“In a high rise, there isn’t 3D volume of space. We wanted
to create a 3D volume of architecture,” explains Bodron.
The lighting in several rooms, including this one, helped
solve this problem. Spanish architect, Antoní de Moragas,
designed the light fixture in the study for B.D. Barcelona
Design. De Moragas found his inspiration in the work of
Joseph Marie Olbrich and Adolf Loos, architects associated
with the late 19th/early 20th century Vienna Secession
movement. Bodron used whisperings of the Secessionists
throughout the home.
The intimacy of the study contrasts with the airiness
of the dining room. With its pastiche of furnishings,
this room works as a symbiotic whole. A wall of windows
overlooks the city, while a suite of photographs by Eliot
Porter brings a landscape element into the room. A Susan
Rothenberg painting on another wall provides avian company
to the room. The leafy motif of the vintage Charles Francis
Annesly Voysey carpet further enhances the elements of
nature. The straight lines of the vintage Josef Frank server
contrast with the curves of the James Carpenter-designed
dining table. Bodron found vintage Santangelo chairs to
flank the sides of the table. They are complemented on the
ends by vintage host and hostess chairs by Jules Leleu. The
space’s unifying element is the custom Lindsey Adelman
light fixture. “It’s like a cloud floating in the room,” says
Combining contrasting furniture styles into a harmonious
ensemble is Bodron’s forte. In the vestibule to the master
bedroom suite, a console, designed by the American
modernist Edward Wormley, makes a perfect perch for two
lamps by Ruhlmann. Bodron added paneling as “a break in
the hallway and to announce the master bedroom.” Elegant
vintage Max Ingrand sconces, designed while he worked for
Fontana Arte, flank the door to the master suite.
Recessed bookcases lining both walls create a hallway
into the master bedroom. Walking through it is walking into
a microcosm of art history. An ancient Roman sculpture is a
strong focal point. Small paintings, from intimate still lifes
to lively genre scenes, trace the progression of European art.
A large sculpture by Robert Therrien adds an element of the

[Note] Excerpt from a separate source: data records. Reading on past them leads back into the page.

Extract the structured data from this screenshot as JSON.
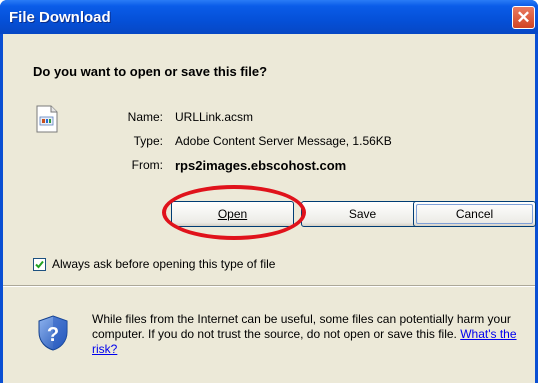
{
  "window": {
    "title": "File Download",
    "close_glyph": "✕"
  },
  "question": "Do you want to open or save this file?",
  "file": {
    "name_label": "Name:",
    "name_value": "URLLink.acsm",
    "type_label": "Type:",
    "type_value": "Adobe Content Server Message, 1.56KB",
    "from_label": "From:",
    "from_value": "rps2images.ebscohost.com"
  },
  "buttons": {
    "open_label": "Open",
    "save_label": "Save",
    "cancel_label": "Cancel"
  },
  "checkbox": {
    "checked": true,
    "label": "Always ask before opening this type of file"
  },
  "warning": {
    "text": "While files from the Internet can be useful, some files can potentially harm your computer. If you do not trust the source, do not open or save this file.",
    "link": "What's the risk?"
  },
  "colors": {
    "titlebar": "#0550d8",
    "dialog_bg": "#ece9d8",
    "highlight_ring": "#e0121b",
    "link": "#0000ee"
  },
  "icons": [
    "file-icon",
    "close-icon",
    "checkmark-icon",
    "shield-question-icon"
  ]
}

contemporary. And then there is the furniture. In addition
to several other pieces in the home, Steven Holl designed
the carpet, originally for the homeowners’ previous home.
The chaise and the steel table next to it are vintage Chareau.
A prototype Taliesin chair designed by Frank Lloyd Wright
is nearby. The Philippe Hurel sofa is balanced by a vintage
Carlo Mollino coffee table.
The softness of the bedroom contrasts with the elegantly
marbled bathroom, in another nod to Loos and the Secession.
Bodron had the marble custom cut to create perfect lines.
In addition to ample natural light, a vintage Murano glass
fixture is, Bodron says, “the pièce de résistance.”
“We were trying to make this beautiful environment that
wasn’t too elegant in a grand or gilded way,” Bodron says. To
put it into musical terms, Bodron has created a symphony,
one that, with its understated elegance, opens quietly, and,
once each piece is taken in, builds to a stirring crescendo. P
Left, in the master bedroom: bed, custom Roman Thomas, New York; bed tables, BDDW, New York; bench, Philippe Hurel, Paris; lamps, Anemone, through Plug Lighting, Los
Angeles; rug, custom Steven Holl by V’Soske, New York, collection of the owner; sculpture over bed by Robert Therrien. Center, in the bedroom vestibule: sconces, vintage
Max Ingrand for Fontana Arte, through Gaspare Asaro, New York; library ladder, Cecilie Manz, through Nils Holger Moormann, Germany. Right, in the master bath: ceiling
fixture, vintage Italian with Murano Glass through Donzella, New York; bath fittings, Waterworks, Dallas; marble, Bianco Ondular, through Stone Source, New York.